War enthusiasm before and during the start of WW1?

One could also say it was Bismark's fault in the first place that turned Europe into the powder keg it was...[and he] gets all the credit for the system breaking down.

This is hilariously, ineptly wrong.

Bismarck was not the one who started concern with 'the balance of power' in Europe, which goes back to the 16th century, e.g. it was of great concern to Metternich after Napoleans adventurism.

Historically France has been the traditional the aggressor in Europe (at least probably since Charlemagne or the Normans), and during the 15th century William III had to lead a coalition of European powers to blunt Louis the XIVs ambitions (these included the invasion and large scale devastation of the Palatinate, annexation of Alsace and invasion of Lorraine, none of which were historically part of France).

Bismarch also was not the first Statesman to realize Germany has multiple borders in the center of Europe, most had good maps.

Virtually his entire foreign policy was simple

  • keep France isolated and remain on good terms with both Austria and Russia

thus securing Germanys southern and Eastern borders and guarding against the traditional regional aggressor, her enemy to the West. It was not a delicate balance. If he was afraid of angering the French, he tried to enlist the British and Russians and so on.

The specific problems with Austria were entirely about who was going to dominate a greater Germany, Vienna or Berlin. The French had historical ties, i.e. family with the Austrians, which is why their defeat at Sadowa was catastrophic to them. The French went into the Franco-Prussian war partly to revenge Sadowa, and then the first world war partly to revenge themselves again their defeat at Sedan.

Bismarck nearly left his post was because Wilhelm was antagonizing Russia which was against 40 years of his German foreign polity. Read about the Dreikaiserbund and the congress of Berlin.

As for 'secret treaties' his were hardly the first and far from the worst. In fact his last masterpiece was the reinsurance treaty to ensure if France and Germany went to war, Russia would remain Neutral (providing Germany was Neutral if Austria and Russia went to War). He famously publicized that 'secret' treaty to keep Austria in line, so that it knew if it provoked Russia it would be fighting alone, keeping the peace.

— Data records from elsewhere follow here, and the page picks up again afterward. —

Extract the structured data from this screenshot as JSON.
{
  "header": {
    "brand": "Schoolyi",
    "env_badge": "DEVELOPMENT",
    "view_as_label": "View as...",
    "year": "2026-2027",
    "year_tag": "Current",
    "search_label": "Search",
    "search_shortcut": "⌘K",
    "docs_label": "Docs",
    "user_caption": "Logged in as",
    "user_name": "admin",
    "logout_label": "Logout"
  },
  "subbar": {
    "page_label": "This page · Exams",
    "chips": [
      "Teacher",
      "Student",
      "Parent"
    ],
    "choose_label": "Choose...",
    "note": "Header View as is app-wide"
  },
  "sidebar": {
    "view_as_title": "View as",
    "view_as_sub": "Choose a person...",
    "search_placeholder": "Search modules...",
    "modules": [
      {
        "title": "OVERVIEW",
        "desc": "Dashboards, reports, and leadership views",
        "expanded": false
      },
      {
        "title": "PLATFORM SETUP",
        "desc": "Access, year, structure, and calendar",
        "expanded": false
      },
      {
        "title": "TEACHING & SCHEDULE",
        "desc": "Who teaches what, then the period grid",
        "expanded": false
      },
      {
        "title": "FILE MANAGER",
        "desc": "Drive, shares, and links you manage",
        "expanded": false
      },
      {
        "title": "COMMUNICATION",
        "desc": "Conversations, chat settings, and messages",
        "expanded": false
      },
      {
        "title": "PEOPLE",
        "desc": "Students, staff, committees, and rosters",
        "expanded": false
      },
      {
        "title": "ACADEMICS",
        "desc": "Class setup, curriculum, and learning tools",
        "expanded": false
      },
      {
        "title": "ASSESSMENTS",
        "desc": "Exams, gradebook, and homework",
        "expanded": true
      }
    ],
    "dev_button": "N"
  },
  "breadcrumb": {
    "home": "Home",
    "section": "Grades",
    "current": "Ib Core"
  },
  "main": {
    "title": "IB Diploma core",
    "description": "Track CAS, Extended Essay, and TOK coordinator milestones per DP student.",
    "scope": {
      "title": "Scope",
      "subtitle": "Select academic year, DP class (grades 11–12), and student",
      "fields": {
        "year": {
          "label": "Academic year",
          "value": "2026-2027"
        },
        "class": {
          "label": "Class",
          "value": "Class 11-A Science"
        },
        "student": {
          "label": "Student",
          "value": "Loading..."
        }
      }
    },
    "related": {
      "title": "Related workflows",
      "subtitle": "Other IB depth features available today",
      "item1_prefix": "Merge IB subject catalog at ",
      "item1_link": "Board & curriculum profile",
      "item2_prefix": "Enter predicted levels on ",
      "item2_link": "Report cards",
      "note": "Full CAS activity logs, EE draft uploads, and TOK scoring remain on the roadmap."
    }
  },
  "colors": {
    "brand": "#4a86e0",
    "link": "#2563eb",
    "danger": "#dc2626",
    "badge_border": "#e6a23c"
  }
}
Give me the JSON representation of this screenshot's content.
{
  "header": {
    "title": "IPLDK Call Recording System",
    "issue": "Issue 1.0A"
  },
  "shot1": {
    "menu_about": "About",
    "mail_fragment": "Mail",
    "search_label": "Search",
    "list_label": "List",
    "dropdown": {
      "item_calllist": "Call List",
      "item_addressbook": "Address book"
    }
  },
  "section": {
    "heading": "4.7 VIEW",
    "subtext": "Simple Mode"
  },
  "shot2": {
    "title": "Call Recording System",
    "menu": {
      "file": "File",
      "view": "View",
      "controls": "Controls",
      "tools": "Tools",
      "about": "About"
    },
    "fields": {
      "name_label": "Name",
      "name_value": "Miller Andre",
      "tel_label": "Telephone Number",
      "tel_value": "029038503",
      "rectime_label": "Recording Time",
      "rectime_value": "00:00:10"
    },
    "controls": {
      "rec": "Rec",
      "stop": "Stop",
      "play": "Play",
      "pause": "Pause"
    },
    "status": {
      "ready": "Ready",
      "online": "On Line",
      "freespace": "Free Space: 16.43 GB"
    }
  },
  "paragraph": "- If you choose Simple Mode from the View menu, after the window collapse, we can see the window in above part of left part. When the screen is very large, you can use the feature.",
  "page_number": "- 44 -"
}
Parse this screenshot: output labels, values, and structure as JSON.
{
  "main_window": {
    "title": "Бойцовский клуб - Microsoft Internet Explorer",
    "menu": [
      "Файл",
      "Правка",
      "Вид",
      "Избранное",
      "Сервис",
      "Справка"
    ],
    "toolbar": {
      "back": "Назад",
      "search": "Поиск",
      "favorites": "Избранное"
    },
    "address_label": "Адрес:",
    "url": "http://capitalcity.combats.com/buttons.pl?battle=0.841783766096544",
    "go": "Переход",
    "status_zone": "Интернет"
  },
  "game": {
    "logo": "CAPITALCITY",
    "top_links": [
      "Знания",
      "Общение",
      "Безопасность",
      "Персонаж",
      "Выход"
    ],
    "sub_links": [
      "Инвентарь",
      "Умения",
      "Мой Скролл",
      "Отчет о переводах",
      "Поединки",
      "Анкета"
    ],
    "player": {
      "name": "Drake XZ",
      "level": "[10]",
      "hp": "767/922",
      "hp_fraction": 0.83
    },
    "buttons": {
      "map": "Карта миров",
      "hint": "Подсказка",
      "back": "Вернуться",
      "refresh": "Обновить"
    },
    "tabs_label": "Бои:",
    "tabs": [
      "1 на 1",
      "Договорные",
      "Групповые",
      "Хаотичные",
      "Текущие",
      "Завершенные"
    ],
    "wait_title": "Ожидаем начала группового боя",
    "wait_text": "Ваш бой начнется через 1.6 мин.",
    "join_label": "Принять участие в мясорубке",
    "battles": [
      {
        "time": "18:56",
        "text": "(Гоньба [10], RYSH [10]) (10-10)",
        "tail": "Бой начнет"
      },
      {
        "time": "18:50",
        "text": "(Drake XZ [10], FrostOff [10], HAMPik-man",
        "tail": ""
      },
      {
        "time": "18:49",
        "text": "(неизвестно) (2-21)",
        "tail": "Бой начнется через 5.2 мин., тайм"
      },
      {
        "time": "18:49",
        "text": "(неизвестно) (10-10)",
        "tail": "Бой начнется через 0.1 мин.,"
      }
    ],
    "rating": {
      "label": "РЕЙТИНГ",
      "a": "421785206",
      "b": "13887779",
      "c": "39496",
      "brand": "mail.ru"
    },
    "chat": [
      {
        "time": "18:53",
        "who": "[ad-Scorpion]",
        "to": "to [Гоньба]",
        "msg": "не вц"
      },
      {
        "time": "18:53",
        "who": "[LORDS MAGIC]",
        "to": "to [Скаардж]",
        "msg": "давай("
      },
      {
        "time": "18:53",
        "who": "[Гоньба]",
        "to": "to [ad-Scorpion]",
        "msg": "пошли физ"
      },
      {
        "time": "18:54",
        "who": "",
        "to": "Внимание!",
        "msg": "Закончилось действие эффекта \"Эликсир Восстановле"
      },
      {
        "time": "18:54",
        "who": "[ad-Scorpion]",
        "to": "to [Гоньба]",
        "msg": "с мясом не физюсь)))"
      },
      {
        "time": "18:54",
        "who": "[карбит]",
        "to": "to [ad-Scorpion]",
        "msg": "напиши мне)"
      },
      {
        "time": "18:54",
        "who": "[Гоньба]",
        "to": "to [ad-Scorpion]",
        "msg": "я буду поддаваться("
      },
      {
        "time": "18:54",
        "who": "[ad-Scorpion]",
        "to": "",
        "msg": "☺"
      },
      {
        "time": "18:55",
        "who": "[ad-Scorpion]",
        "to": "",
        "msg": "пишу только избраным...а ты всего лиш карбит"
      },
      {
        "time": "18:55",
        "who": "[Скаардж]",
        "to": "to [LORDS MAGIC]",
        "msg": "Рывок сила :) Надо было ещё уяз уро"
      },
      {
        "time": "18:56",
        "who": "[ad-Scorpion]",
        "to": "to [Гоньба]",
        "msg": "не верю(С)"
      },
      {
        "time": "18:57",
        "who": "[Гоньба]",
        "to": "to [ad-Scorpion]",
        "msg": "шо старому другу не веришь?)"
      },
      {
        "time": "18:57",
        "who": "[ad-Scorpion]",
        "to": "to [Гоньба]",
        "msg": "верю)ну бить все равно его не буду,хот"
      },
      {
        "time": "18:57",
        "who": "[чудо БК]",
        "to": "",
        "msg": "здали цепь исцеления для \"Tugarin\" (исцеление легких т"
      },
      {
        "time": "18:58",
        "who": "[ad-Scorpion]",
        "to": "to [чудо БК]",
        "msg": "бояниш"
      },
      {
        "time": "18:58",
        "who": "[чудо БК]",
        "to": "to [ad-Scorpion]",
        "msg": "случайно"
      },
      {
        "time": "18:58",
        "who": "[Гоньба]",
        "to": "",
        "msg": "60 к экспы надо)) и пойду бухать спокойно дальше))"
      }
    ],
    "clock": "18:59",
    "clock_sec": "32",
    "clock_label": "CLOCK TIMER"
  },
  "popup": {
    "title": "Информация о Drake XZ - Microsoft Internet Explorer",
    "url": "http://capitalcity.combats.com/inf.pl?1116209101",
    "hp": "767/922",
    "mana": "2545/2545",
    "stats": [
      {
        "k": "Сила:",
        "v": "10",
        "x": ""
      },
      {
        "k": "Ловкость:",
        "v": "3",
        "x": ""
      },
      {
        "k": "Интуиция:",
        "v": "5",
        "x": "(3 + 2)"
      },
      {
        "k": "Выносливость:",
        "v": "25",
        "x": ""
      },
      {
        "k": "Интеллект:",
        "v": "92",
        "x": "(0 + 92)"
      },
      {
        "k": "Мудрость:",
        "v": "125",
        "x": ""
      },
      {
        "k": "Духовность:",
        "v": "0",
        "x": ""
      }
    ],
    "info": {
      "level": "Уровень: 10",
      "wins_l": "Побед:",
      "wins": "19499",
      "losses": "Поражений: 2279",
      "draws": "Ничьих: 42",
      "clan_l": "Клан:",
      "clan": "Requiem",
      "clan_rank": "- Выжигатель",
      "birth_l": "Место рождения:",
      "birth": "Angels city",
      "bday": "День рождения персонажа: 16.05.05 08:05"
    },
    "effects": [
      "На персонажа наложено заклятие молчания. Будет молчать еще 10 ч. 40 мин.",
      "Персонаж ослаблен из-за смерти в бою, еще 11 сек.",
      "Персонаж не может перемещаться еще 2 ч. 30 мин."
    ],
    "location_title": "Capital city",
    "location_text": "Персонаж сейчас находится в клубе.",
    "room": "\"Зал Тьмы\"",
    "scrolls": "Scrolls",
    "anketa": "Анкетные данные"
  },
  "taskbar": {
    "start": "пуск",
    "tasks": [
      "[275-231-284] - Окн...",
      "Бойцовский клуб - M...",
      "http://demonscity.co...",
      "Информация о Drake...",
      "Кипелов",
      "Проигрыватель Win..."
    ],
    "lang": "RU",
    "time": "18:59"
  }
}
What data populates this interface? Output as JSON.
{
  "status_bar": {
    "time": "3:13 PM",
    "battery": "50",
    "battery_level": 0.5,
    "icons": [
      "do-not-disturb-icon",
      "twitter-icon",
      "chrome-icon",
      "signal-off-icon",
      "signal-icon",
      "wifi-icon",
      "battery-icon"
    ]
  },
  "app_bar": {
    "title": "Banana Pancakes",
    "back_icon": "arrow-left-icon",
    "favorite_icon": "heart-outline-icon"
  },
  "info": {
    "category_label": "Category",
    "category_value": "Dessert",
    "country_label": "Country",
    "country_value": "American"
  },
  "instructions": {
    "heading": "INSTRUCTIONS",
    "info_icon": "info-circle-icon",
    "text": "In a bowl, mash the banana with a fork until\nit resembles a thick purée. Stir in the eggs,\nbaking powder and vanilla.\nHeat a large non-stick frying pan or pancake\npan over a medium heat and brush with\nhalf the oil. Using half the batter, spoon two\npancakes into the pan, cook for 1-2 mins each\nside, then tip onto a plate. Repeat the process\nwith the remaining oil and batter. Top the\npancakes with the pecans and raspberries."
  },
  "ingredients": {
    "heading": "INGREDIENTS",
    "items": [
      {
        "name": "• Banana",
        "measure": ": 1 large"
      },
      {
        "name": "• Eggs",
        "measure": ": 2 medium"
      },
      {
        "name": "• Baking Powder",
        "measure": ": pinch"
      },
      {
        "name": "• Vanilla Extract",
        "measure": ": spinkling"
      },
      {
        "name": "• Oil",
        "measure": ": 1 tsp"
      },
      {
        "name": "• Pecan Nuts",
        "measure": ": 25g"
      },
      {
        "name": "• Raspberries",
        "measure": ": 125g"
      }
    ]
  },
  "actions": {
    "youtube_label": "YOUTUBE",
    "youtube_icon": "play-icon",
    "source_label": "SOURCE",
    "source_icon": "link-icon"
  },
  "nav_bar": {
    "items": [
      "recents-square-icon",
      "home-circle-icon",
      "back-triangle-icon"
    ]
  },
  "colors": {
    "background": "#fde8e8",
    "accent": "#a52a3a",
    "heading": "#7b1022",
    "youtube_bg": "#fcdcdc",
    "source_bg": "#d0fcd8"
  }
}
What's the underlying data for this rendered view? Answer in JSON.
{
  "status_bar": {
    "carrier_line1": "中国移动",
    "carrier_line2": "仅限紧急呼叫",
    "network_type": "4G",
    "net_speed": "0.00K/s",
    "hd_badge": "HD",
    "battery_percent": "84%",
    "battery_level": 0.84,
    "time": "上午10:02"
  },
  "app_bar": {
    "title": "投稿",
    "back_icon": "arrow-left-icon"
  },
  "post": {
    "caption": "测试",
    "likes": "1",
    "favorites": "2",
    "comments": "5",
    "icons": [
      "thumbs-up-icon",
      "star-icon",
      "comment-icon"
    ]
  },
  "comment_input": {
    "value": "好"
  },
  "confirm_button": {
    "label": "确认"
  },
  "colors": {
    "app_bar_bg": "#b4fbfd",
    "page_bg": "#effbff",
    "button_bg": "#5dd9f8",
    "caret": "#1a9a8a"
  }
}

Sadly when he resigned the first thing Wilhelm II the refused to renew it, and this allowed the rapprochement between France and Russia (since the former was funding the latters industrialization) making a two front war a possibility.

Britains treaty with Belgium was a far more flimsy pretext, probably only to preserve their dominance in Europe (which was very doubtfully threatened), in case Germany prevailed over France too easily again and became a potential rival. Not likely since Bismarck wasn't very interested in colonialism for example.

In short Wilhelm II and that the Germans no longer pursued Bismarcks conservative and prudent polities (which helped them create an empire in the first place, and kept Europe peaceful for much of the 19th Century) might be to blame, but it is historically ignorant to suggest what he actively planned and acted to avoid, was caused directly by him, i.e. his fault. He would have been the first to be distraught at the state of Germanys foreign policy on the eve of World War I.

One of the things you might be able to say about him, Roon and Moltke is that maybe their successes made their successors complacent and overconfident of similar, without all their work.

Bismark's system of diplomacy ... was highly temporary and, further, only really workable under him. That's not smart diplomacy that's a bandaid on a bullet wound.

Just no... I don't know what history you have been reading, but you might try looking at others.

/r/history Thread